In some periods the Australian market will outperform, with much depending on the behaviour of the cyclical mining and financial sectors. But a multi-geography approach can hedge investors against a particularly lean year for an individual market. Auld refers to unsynchronised business cycles whereby “rather than everyone doing well together and then everyone being in a recession together, you might get economic and market outcomes across the world that are far more varied and less correlated”.

Paradoxically, the perceived safety of Australian shares may also turn out to be a costly false comfort if the economy of China—our most important trading partner— continues to sag. Morningstar points to the hidden ‘China problem’ of the three leading mining houses BHP (the biggest ASX-listed company), Rio Tinto and iron ore pure-play Fortescue Metals, which derives 90 per cent of its revenue from the Middle Kingdom. The mining Big Three are exposed to falling demand for steel (and iron ore) from China’s struggling property sector, which also has knock-on effects for other key sectors of the Australian economy including property finance and manufacturing.

Heightened tensions over Taiwan and China’s aggressive territorial claims also mean that geopolitical risk looks closer to home than in the past. “Geopolitical risks definitely are coming up a lot more in client conversations,” Auld says. “People are starting to think more about what it means for their portfolio and how—if at all—they can protect themselves against those sort of risks.”

So how do investors inject more geographic diversity into their portfolio—and to what degree? As with all asset allocation decisions, much depends on your age and risk appetite. At the more adventurous end, emerging markets such as Latin America promise heady returns, but also can result in steep losses given the boom-and-bust nature of the region’s economies. Attention has increasingly turned to India as its population and runaway economy threatens to usurp China’s.

Auld says US stocks have remained enduringly popular.
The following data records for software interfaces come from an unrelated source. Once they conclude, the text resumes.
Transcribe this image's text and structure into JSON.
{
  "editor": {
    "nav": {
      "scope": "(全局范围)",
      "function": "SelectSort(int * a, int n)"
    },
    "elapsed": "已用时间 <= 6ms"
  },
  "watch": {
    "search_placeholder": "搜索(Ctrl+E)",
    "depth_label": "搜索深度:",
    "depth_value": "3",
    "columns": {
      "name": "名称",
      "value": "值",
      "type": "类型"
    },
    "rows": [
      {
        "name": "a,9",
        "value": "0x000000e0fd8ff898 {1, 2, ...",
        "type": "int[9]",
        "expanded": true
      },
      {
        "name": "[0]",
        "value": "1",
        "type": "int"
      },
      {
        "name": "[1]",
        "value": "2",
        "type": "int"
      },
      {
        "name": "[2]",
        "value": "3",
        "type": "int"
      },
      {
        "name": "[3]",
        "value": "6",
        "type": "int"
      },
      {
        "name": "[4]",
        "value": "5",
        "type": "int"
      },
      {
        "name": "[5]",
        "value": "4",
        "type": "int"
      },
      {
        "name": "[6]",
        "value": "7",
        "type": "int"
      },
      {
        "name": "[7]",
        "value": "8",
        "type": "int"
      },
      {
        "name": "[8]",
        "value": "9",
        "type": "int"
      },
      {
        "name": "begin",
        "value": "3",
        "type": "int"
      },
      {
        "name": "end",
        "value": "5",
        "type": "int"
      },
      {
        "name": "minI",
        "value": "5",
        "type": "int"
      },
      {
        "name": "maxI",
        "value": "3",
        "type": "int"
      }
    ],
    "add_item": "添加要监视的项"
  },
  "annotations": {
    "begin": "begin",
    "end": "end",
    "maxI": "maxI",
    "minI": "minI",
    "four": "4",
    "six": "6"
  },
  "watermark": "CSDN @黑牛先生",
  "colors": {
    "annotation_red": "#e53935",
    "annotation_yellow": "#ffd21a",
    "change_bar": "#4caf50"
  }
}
After all, the US remains the world’s largest economy, the bastion of free enterprise and the home to the world’s biggest technology stocks. Local investors have limited choice when it comes to tech stocks on the ASX and none of them match the market-leading magnitude of Apple—the world’s biggest company—Alphabet (Google) or Amazon. To surf the AI trend, investors really need an exposure to stocks such as Microsoft or the pure-play Nasdaq-listed Nvidia, which now has a US$1 trillion-plus market worth.

Younger investors appear to be more willing to invest in offshore stocks, aided by the proliferation of discount online brokerages. According to the ASX 2023 Australian investor survey, 60 per cent of the 5519 respondents directly held Australian shares, while only 16 per cent directly held offshore shares. However, 25 per cent of ‘next-gen’ investors (with an average age of 21) invested in offshore equities, while only 43 per cent of them held local shares.

Auld says in a highly uncertain market climate, diversification is a “super-important” element to ensure capital is deployed in the right asset classes at the right time in order to maximise risk-adjusted returns in a portfolio. “While there’s no such thing as a free lunch in investing, portfolio diversification enables superior risk-adjusted returns compared to putting all your eggs in the one basket.”


By Tim Boreham. Originally published in The Luxury Report, October 2023